Material provided:
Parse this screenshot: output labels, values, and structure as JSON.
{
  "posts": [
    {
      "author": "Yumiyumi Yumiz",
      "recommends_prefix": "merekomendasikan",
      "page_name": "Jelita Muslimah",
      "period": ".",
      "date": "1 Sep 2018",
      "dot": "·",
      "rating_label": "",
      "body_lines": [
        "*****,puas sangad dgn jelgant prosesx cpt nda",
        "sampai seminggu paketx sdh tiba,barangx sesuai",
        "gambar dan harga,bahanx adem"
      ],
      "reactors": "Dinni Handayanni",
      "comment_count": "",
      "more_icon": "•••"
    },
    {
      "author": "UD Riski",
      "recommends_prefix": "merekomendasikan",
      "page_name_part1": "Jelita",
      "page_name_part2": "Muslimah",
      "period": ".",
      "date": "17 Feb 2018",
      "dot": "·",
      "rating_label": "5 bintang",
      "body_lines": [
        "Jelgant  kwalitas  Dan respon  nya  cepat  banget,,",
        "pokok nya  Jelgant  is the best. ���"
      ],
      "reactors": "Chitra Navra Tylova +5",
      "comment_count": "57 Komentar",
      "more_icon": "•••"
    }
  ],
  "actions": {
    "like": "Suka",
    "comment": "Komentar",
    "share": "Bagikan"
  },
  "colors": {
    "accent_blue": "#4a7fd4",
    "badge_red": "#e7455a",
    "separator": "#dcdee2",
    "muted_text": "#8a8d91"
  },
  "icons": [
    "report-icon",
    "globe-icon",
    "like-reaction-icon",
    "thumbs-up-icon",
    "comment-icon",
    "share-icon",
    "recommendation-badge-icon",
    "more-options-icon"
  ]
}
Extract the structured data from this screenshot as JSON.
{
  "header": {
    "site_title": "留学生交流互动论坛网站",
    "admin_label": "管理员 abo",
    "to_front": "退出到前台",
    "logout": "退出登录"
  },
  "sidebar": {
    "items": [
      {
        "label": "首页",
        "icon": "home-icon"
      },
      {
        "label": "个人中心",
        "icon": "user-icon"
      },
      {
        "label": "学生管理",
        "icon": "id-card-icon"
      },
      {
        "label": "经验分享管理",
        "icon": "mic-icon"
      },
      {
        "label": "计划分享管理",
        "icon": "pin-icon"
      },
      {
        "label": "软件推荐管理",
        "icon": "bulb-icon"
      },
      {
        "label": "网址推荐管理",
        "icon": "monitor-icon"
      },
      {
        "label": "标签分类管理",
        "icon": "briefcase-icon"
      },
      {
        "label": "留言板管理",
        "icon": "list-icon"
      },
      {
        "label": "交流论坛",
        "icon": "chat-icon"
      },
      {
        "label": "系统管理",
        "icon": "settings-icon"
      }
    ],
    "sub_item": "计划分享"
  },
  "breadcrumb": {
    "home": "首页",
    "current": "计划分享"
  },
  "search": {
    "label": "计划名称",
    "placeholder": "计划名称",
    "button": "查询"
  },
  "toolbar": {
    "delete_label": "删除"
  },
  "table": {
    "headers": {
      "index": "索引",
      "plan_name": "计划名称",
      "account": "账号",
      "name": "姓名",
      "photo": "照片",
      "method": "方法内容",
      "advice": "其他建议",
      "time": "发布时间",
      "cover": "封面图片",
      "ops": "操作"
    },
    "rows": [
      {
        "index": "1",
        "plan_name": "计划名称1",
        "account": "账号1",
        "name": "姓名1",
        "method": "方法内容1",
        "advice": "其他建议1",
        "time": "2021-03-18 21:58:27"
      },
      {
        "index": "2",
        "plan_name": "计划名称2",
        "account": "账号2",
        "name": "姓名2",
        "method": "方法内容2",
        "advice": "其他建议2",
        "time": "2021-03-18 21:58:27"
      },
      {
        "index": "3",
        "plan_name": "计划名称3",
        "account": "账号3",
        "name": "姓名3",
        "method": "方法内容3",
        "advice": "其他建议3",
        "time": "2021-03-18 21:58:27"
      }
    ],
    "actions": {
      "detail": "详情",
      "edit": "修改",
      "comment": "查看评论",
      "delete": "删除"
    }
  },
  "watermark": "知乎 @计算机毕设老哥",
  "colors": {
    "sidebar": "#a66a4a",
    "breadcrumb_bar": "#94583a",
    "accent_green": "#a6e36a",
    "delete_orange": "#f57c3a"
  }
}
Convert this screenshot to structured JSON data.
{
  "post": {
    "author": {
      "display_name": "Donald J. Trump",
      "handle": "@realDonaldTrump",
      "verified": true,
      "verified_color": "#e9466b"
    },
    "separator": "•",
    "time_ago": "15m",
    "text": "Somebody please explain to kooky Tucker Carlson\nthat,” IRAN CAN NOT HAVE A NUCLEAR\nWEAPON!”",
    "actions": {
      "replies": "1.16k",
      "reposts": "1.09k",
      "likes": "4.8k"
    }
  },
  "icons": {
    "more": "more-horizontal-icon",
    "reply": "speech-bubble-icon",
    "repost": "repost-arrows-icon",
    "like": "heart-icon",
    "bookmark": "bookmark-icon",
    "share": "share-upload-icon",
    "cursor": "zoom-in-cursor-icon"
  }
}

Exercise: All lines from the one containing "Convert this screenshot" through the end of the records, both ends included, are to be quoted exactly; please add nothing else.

Written answer:
Convert this screenshot to structured JSON data.
{
  "post": {
    "author": {
      "display_name": "Donald J. Trump",
      "handle": "@realDonaldTrump",
      "verified": true,
      "verified_color": "#e9466b"
    },
    "separator": "•",
    "time_ago": "15m",
    "text": "Somebody please explain to kooky Tucker Carlson\nthat,” IRAN CAN NOT HAVE A NUCLEAR\nWEAPON!”",
    "actions": {
      "replies": "1.16k",
      "reposts": "1.09k",
      "likes": "4.8k"
    }
  },
  "icons": {
    "more": "more-horizontal-icon",
    "reply": "speech-bubble-icon",
    "repost": "repost-arrows-icon",
    "like": "heart-icon",
    "bookmark": "bookmark-icon",
    "share": "share-upload-icon",
    "cursor": "zoom-in-cursor-icon"
  }
}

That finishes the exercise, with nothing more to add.